Another week is past, and now I’ve completed six weeks of student teaching. I have learned a great deal so far, but it’s clear that I have a great deal left to learn about this profession I have chosen.
For one, I still am working on my organization and planning, which can be effective but tends to be very scattered and, well, unorganized. I know what I want to get at, but how I do it is the hard part. I think I’ve been fairly consistent in my instruction, but there are obvious deficiencies in my planning technique. Part of it is time spent doing it, and I need to remedy that sooner rather than later.
I also am still struggling to keep myself moving forward with classroom management, and some of the things I’ve been doing (like neglecting to watch students carefully who should be working independently) are practically sophomoric. Yet again, I know better than that – why am I not getting it?
The seniors started turning in research papers today; I have eight of them now to try and grade over the long weekend, along with the aphorism books that the juniors turned in the beginning of last week. Those have been my focus, since they need to be nailed out quickly to make way for the much more tedious research papers.

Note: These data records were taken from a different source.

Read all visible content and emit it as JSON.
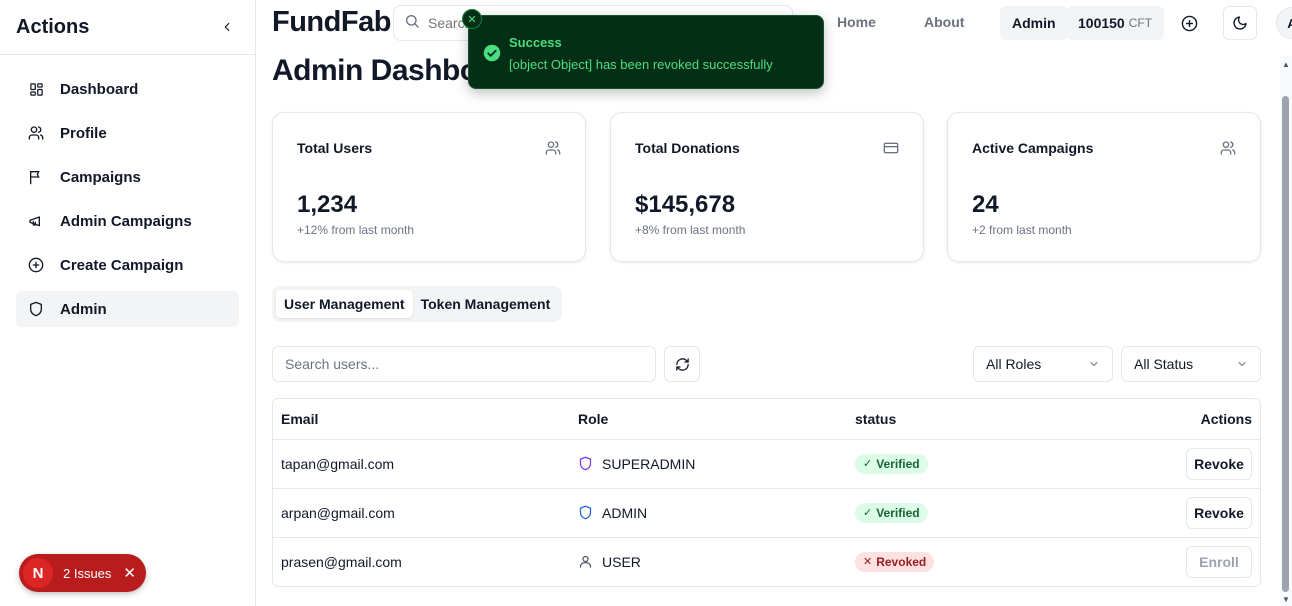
{
  "sidebar": {
    "title": "Actions",
    "items": [
      {
        "label": "Dashboard",
        "icon": "dashboard-grid-icon"
      },
      {
        "label": "Profile",
        "icon": "users-icon"
      },
      {
        "label": "Campaigns",
        "icon": "flag-icon"
      },
      {
        "label": "Admin Campaigns",
        "icon": "megaphone-icon"
      },
      {
        "label": "Create Campaign",
        "icon": "plus-circle-icon"
      },
      {
        "label": "Admin",
        "icon": "shield-icon",
        "active": true
      }
    ]
  },
  "header": {
    "brand": "FundFab",
    "search_placeholder": "Search",
    "nav": {
      "home": "Home",
      "about": "About"
    },
    "admin_label": "Admin",
    "token_balance": "100150",
    "token_unit": "CFT",
    "avatar_initial": "A"
  },
  "main": {
    "title": "Admin Dashboard",
    "cards": [
      {
        "title": "Total Users",
        "value": "1,234",
        "sub": "+12% from last month",
        "icon": "users-icon"
      },
      {
        "title": "Total Donations",
        "value": "$145,678",
        "sub": "+8% from last month",
        "icon": "credit-card-icon"
      },
      {
        "title": "Active Campaigns",
        "value": "24",
        "sub": "+2 from last month",
        "icon": "users-icon"
      }
    ],
    "tabs": [
      "User Management",
      "Token Management"
    ],
    "active_tab": "User Management",
    "search_placeholder": "Search users...",
    "role_filter": "All Roles",
    "status_filter": "All Status",
    "table": {
      "headers": [
        "Email",
        "Role",
        "status",
        "Actions"
      ],
      "rows": [
        {
          "email": "tapan@gmail.com",
          "role": "SUPERADMIN",
          "status": "Verified",
          "action": "Revoke"
        },
        {
          "email": "arpan@gmail.com",
          "role": "ADMIN",
          "status": "Verified",
          "action": "Revoke"
        },
        {
          "email": "prasen@gmail.com",
          "role": "USER",
          "status": "Revoked",
          "action": "Enroll"
        }
      ]
    }
  },
  "toast": {
    "title": "Success",
    "message": "[object Object] has been revoked successfully"
  },
  "issues": {
    "avatar": "N",
    "label": "2 Issues"
  },
  "colors": {
    "toast_bg": "#052e16",
    "toast_text": "#4ade80",
    "verified_bg": "#dcfce7",
    "revoked_bg": "#fee2e2",
    "superadmin": "#7c3aed",
    "admin": "#2563eb",
    "issues_bg": "#b91c1c"
  }
}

As usual, my students are teaching me things that I sorely needed to be reminded of at this stage. Their aphorism books – compilations (either as a book, video, or Power Point) of 15 aphorisms, each accompanied with a graphical illustration and brief explanation of the quote – have on the whole been very well-done, demonstrating a significant amount of time and effort. Some of their explanations and comments, additionally, have been thoughtful and sophisticated, and I’ve thoroughly enjoyed reading them.

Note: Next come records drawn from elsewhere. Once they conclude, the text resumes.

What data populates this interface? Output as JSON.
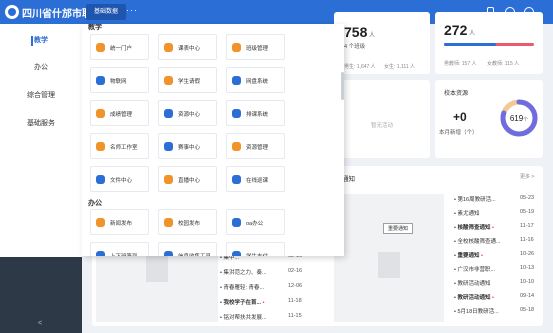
{
  "header": {
    "school": "四川省什邡市职...",
    "tab": "基础数据",
    "more": "···",
    "colors": {
      "bar": "#2b6fd6",
      "active_tab": "#1f56ad"
    }
  },
  "sidebar": {
    "items": [
      {
        "label": "教学",
        "active": true
      },
      {
        "label": "办公",
        "active": false
      },
      {
        "label": "综合管理",
        "active": false
      },
      {
        "label": "基础服务",
        "active": false
      }
    ],
    "collapse": "<"
  },
  "menu": {
    "section1": "教学",
    "teaching": [
      {
        "label": "统一门户",
        "icon": "portal-icon",
        "color": "#f0932b"
      },
      {
        "label": "课表中心",
        "icon": "timetable-icon",
        "color": "#f0932b"
      },
      {
        "label": "班级管理",
        "icon": "class-icon",
        "color": "#f0932b"
      },
      {
        "label": "物联网",
        "icon": "iot-icon",
        "color": "#2b6fd6"
      },
      {
        "label": "学生请假",
        "icon": "leave-icon",
        "color": "#f0932b"
      },
      {
        "label": "网盘系统",
        "icon": "cloud-disk-icon",
        "color": "#2b6fd6"
      },
      {
        "label": "成绩管理",
        "icon": "grade-icon",
        "color": "#f0932b"
      },
      {
        "label": "资源中心",
        "icon": "resource-icon",
        "color": "#2b6fd6"
      },
      {
        "label": "排课系统",
        "icon": "schedule-icon",
        "color": "#2b6fd6"
      },
      {
        "label": "名师工作室",
        "icon": "teacher-icon",
        "color": "#f0932b"
      },
      {
        "label": "赛事中心",
        "icon": "contest-icon",
        "color": "#2b6fd6"
      },
      {
        "label": "资源管理",
        "icon": "resource-manage-icon",
        "color": "#f0932b"
      },
      {
        "label": "文件中心",
        "icon": "file-icon",
        "color": "#2b6fd6"
      },
      {
        "label": "直播中心",
        "icon": "live-icon",
        "color": "#f0932b"
      },
      {
        "label": "在线巡课",
        "icon": "patrol-icon",
        "color": "#2b6fd6"
      }
    ],
    "section2": "办公",
    "office": [
      {
        "label": "新闻发布",
        "icon": "news-icon",
        "color": "#f0932b"
      },
      {
        "label": "校园发布",
        "icon": "campus-icon",
        "color": "#f0932b"
      },
      {
        "label": "oa办公",
        "icon": "oa-icon",
        "color": "#2b6fd6"
      },
      {
        "label": "上下班签到",
        "icon": "checkin-icon",
        "color": "#2b6fd6"
      },
      {
        "label": "信息收集工具",
        "icon": "collect-icon",
        "color": "#2b6fd6"
      },
      {
        "label": "学生支付",
        "icon": "pay-icon",
        "color": "#2b6fd6"
      }
    ]
  },
  "stats": {
    "students": "758",
    "unit": "人",
    "classes": "4 个班级",
    "male_label": "男生:",
    "male": "1,647 人",
    "female_label": "女生:",
    "female": "1,111 人",
    "teachers": "272",
    "unit2": "人",
    "male_t_label": "男教师:",
    "male_t": "157 人",
    "female_t_label": "女教师:",
    "female_t": "115 人",
    "gender_ratio": 0.58,
    "no_activity": "暂无活动",
    "source_title": "校本资源",
    "new_value": "+0",
    "new_label": "本月新增（个）",
    "total": "619",
    "total_unit": "个",
    "ring_fraction": 0.8
  },
  "notice": {
    "title": "通知",
    "more": "更多 >",
    "important_badge": "重要通知",
    "left": [
      {
        "text": "集中...",
        "date": "02-16"
      },
      {
        "text": "集洪范之力、奏...",
        "date": "02-16"
      },
      {
        "text": "青春雁轻: 青春...",
        "date": "12-06"
      },
      {
        "text": "我校学子在首...",
        "date": "11-18",
        "bold": true,
        "dot": true
      },
      {
        "text": "铭对帮扶共发展...",
        "date": "11-15"
      }
    ],
    "right": [
      {
        "text": "第16周教研活...",
        "date": "05-23"
      },
      {
        "text": "素尤通知",
        "date": "05-19"
      },
      {
        "text": "核酸筛查通知",
        "date": "11-17",
        "bold": true,
        "dot": true
      },
      {
        "text": "全校核酸筛查通...",
        "date": "11-16"
      },
      {
        "text": "重要通知",
        "date": "10-26",
        "bold": true,
        "dot": true
      },
      {
        "text": "广汉市非营职...",
        "date": "10-13"
      },
      {
        "text": "教研活动通知",
        "date": "10-10"
      },
      {
        "text": "教研活动通知",
        "date": "09-14",
        "bold": true,
        "dot": true
      },
      {
        "text": "5月18日教研活...",
        "date": "05-18"
      }
    ]
  }
}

Some of these aphorisms remind me of my own deficiencies, but more than that, they remind me that there is a way to end the cycle. For instance, one of the quotes that particularly stood out to me was:

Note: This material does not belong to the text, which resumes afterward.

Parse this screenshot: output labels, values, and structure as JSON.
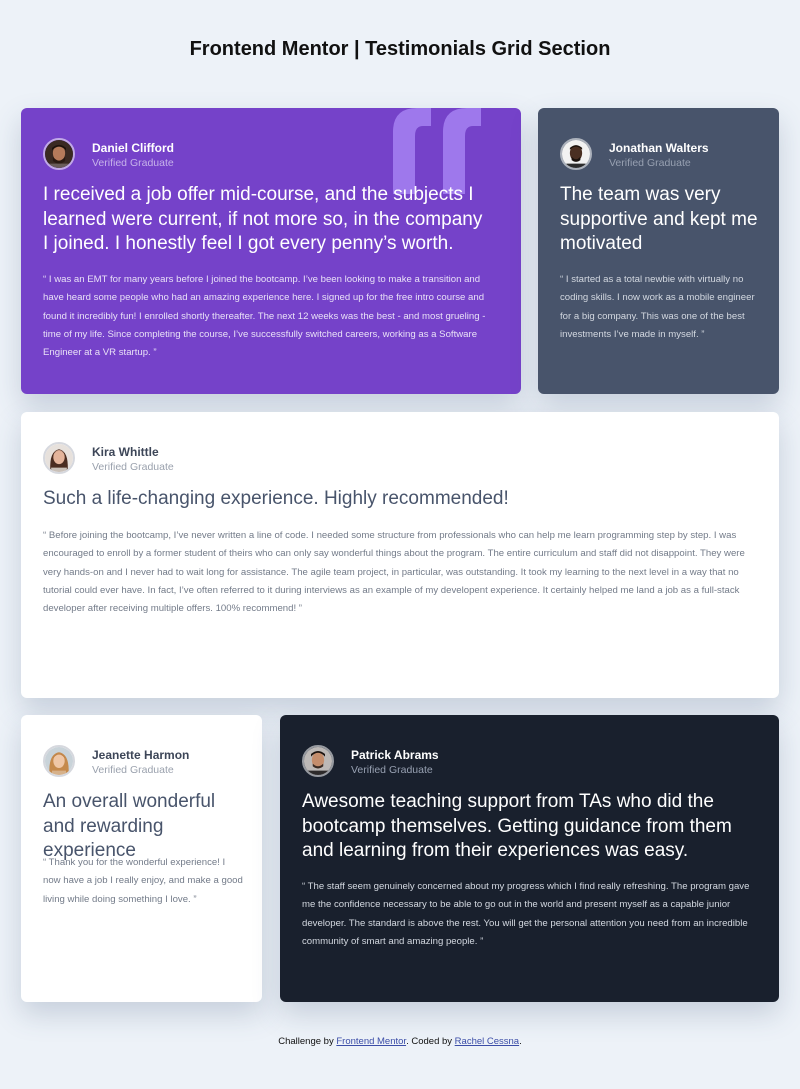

By failing to prepare, you are preparing to fail.
There’s no question that this quote is incredibly applicable to me, and I need to remember this – so much so that I’ve already made a cover sheet with it to go on the front of my planning binder. (Yes, I really do need that much of a reminder.)
As I said to my seniors today, everything done in the classroom is a learning experience for a teacher (or, as I should have added, at least it should be), and these projects have reminded me of the attitude I should have toward learning and my own planning. If I ever forget that, then I need to move it on down the line.
I hope that inspiration can carry me through the weekend. There are great things ahead, I think, and I need to make sure that the little details, all of those things I should plan for, don’t bring down the house of cards that is already a bit unstable. I think it can work – now let’s see it happen.